_TASK BRIEF_
Look through the data and write out every line with the word "label" in it.

+++ SOURCE RECORDS +++

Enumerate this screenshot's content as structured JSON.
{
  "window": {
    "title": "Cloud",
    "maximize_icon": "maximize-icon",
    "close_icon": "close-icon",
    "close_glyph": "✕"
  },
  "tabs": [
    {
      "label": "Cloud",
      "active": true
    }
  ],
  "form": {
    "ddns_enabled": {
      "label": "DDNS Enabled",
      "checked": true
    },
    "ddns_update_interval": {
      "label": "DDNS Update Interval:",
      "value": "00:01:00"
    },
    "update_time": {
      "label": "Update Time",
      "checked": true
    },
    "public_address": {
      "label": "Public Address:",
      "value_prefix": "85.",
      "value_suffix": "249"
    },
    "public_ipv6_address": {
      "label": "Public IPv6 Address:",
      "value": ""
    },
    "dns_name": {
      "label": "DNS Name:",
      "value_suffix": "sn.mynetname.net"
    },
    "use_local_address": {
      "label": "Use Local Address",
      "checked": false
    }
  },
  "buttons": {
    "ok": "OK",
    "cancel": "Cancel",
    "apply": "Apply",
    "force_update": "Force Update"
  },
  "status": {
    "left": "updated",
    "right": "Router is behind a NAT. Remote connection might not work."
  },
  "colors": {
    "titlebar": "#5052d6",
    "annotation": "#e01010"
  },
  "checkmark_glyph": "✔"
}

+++

_WRITTEN RESPONSE_
      "label": "Cloud",
      "label": "DDNS Enabled",
      "label": "DDNS Update Interval:",
      "label": "Update Time",
      "label": "Public Address:",
      "label": "Public IPv6 Address:",
      "label": "DNS Name:",
      "label": "Use Local Address",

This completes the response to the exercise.